I found that this followed on with the Addlington reading very well as there it said that the “ultimate task of architecture is to act in favour of man”. It then follows on to talk about the house as an envelope, and how to stimulate and analyse the interior environment. This linked in very well with what Quale was saying as it was again showing the importance of site in the designing process.

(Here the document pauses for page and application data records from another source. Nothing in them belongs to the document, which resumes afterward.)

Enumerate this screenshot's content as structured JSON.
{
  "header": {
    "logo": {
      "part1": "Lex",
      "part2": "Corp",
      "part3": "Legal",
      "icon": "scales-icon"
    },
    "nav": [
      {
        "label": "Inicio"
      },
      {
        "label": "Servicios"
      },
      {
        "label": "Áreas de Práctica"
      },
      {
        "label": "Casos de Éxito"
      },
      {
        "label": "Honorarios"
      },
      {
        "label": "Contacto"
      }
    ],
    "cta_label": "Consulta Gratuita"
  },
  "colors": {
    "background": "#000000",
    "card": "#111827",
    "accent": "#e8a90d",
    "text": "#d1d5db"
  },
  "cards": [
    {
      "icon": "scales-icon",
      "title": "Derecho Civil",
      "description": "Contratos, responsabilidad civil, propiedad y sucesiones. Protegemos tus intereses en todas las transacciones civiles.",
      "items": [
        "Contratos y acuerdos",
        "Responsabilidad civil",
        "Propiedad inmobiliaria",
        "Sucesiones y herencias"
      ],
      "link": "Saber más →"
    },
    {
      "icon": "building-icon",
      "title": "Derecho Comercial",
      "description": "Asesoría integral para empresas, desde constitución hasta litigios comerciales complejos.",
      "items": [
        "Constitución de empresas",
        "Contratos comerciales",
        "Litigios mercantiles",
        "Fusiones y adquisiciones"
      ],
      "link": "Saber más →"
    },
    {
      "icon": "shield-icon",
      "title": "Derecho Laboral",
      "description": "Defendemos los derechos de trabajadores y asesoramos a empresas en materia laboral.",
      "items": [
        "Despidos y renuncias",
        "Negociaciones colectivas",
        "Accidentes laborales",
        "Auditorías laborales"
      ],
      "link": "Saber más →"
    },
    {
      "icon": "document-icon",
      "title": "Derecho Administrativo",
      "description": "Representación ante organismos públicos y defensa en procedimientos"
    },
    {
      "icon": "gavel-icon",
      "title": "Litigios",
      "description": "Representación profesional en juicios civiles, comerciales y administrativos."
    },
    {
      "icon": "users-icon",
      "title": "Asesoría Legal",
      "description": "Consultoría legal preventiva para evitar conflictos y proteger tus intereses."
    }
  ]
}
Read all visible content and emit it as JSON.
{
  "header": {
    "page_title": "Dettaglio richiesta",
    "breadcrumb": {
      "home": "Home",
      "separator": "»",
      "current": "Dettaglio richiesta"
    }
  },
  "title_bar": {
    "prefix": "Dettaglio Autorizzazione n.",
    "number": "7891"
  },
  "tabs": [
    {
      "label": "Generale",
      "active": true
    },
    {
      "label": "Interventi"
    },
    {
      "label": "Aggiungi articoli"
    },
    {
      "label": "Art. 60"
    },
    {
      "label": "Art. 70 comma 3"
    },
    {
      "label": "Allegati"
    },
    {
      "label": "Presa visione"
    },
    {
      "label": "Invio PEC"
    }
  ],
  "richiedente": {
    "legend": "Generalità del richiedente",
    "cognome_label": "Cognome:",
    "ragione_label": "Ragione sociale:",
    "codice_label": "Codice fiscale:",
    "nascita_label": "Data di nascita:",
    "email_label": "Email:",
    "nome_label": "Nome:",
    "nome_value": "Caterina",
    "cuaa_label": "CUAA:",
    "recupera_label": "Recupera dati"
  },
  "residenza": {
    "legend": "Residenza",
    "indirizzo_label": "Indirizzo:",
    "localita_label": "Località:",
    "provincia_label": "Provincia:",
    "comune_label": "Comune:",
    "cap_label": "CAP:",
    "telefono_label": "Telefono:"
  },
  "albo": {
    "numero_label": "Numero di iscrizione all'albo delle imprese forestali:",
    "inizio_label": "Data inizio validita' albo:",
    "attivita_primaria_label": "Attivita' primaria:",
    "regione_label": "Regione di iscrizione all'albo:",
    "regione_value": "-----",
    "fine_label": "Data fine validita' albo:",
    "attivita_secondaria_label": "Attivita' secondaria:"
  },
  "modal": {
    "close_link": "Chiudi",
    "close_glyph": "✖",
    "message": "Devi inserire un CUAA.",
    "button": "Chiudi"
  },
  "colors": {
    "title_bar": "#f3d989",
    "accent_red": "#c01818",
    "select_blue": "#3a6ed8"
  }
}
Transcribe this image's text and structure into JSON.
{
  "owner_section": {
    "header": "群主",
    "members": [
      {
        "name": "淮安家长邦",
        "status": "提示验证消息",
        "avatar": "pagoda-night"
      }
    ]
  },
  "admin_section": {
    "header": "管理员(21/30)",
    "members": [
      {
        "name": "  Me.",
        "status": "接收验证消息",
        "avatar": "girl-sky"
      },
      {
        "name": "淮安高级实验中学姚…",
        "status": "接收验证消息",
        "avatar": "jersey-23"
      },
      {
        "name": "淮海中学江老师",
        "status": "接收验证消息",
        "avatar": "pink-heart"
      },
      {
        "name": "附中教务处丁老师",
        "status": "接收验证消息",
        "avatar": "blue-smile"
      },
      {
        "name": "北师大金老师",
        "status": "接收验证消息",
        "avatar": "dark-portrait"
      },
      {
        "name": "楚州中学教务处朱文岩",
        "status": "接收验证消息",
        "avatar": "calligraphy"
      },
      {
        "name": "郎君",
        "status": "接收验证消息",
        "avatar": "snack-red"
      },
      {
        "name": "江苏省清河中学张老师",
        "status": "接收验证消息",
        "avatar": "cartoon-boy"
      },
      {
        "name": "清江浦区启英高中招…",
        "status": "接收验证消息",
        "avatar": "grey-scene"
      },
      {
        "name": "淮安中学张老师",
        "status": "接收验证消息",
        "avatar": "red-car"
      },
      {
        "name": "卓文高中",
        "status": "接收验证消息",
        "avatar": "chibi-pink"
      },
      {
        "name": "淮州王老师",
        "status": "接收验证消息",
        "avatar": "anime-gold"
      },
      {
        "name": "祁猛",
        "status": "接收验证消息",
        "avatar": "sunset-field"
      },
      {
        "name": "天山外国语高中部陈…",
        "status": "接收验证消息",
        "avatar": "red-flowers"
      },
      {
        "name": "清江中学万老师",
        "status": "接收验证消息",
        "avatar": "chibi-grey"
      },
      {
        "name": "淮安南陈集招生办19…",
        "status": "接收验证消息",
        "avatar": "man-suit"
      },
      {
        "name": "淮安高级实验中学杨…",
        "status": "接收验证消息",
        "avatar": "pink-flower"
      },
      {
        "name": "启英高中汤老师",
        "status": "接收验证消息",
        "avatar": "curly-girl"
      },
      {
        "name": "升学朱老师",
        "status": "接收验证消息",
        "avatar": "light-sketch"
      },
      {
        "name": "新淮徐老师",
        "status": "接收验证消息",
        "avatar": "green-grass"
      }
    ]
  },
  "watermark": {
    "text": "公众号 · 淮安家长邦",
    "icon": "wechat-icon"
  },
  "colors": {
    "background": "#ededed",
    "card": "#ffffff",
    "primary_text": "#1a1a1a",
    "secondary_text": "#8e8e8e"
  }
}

Thinking about the informative design led me to think about Frank Lloyd Wright. He designs each of his structures, in particular Fallingwater, to engage with the landscape as much as possible. When designing he not only takes into account the weather and climate (and the insulation needs that arise with that) but he also takes into account the needs of the owner of the house. While designin fallingwater he took into account the lack of ground space he had and the need for a large dwelling, which he had been asked to create. To overcome this confliction he used cantilevered spaces that extend the amount of interior space, but use the same amount of foundation/ground space. His whole sequence of design and the amount that he considered the waterfall he was designing the house on, and the tranquility that that creates, shows the importance of the consideration of a site when designing.

Assignment 4: Bay Game

  1. Components of the system
  • Stakeholders:

i.     Residents of Chesapeake Bay

ii.     People who work around it eg farmers

iii.     Local Government

iv.     Tourists

v.     Small business owners

  • Non Human factors:

i.     Temperature/Climate

ii.     Organisms that grow and live there

iii.     Rainfall

iv.     Conditions of the soil

v.     Sunlight

vi.     Natural disasters- eg earthquakes, hurricanes

  • Interactions that occur among the stakeholders and factors that lead to varying levels of sustainability-related outcomes

i.     Human interactions can cause a lot of damage to the land, through the building up of land, the porosity of the ground changes and leads to an impermeable surface that creates more surface run off. This will then lead to more water being added into the bay, and if trees are being deforested for new development then that leads to less interception of the water and means that it will flow to the bay faster.

ii.     Pollution is a series problem to the bay. The more that we add nitrogen and phosphorous into the air, the harder it is for organisms to continue to live there

iii.     This pollution can also cause a greenhouse affect, which can drastically alter the temperatures in the bay area. Which in turn will affect what kinds of organisms can live there and will lead to an alteration in the farmer’s daily life.


3. What I thought was most interesting about the game was that there were so many different parts all working together and not much communication between each of the parts. This I found funny because we were all sitting next to each other while playing and yet we did not talk that much, therefore when, in real life, there is more of an effort in contacting people, it is easy to see how there is always a lack of communication amongst people/stakeholders. Similarly, it also got frustrating not knowing EXACTLY what you did that either helped/harmed the bay and what others were doing as everything was all happening at the same time

4. I think that a good policy to put in place would be one about pollutants. Being part of Susquehanna River Watershed, Pennsylvania, we were constantly told about how we were not being eco-friendly but weren’t told how to be- a policy in place that would tell you when are producing a lot of pollutants and how to avoid it would be useful. A policy that may be easier to implement though would either be to fine people for the amount of pollutants they are releasing, or to provide positive incentives for being eco-friendly, such as if you plant nitrogen absorbing plants you get some natural fertiliser for free. This such a policy could affect the game in pop-ups when you reach a certain level telling you that you have exceeded your limit of pollutants and then what the options were from there. I think that this would help integrate the economic and environmental aspects of the game together more as the more environmentally friendly you are being the less money you have to pay/the more incentives you receive, showing a direct correlation.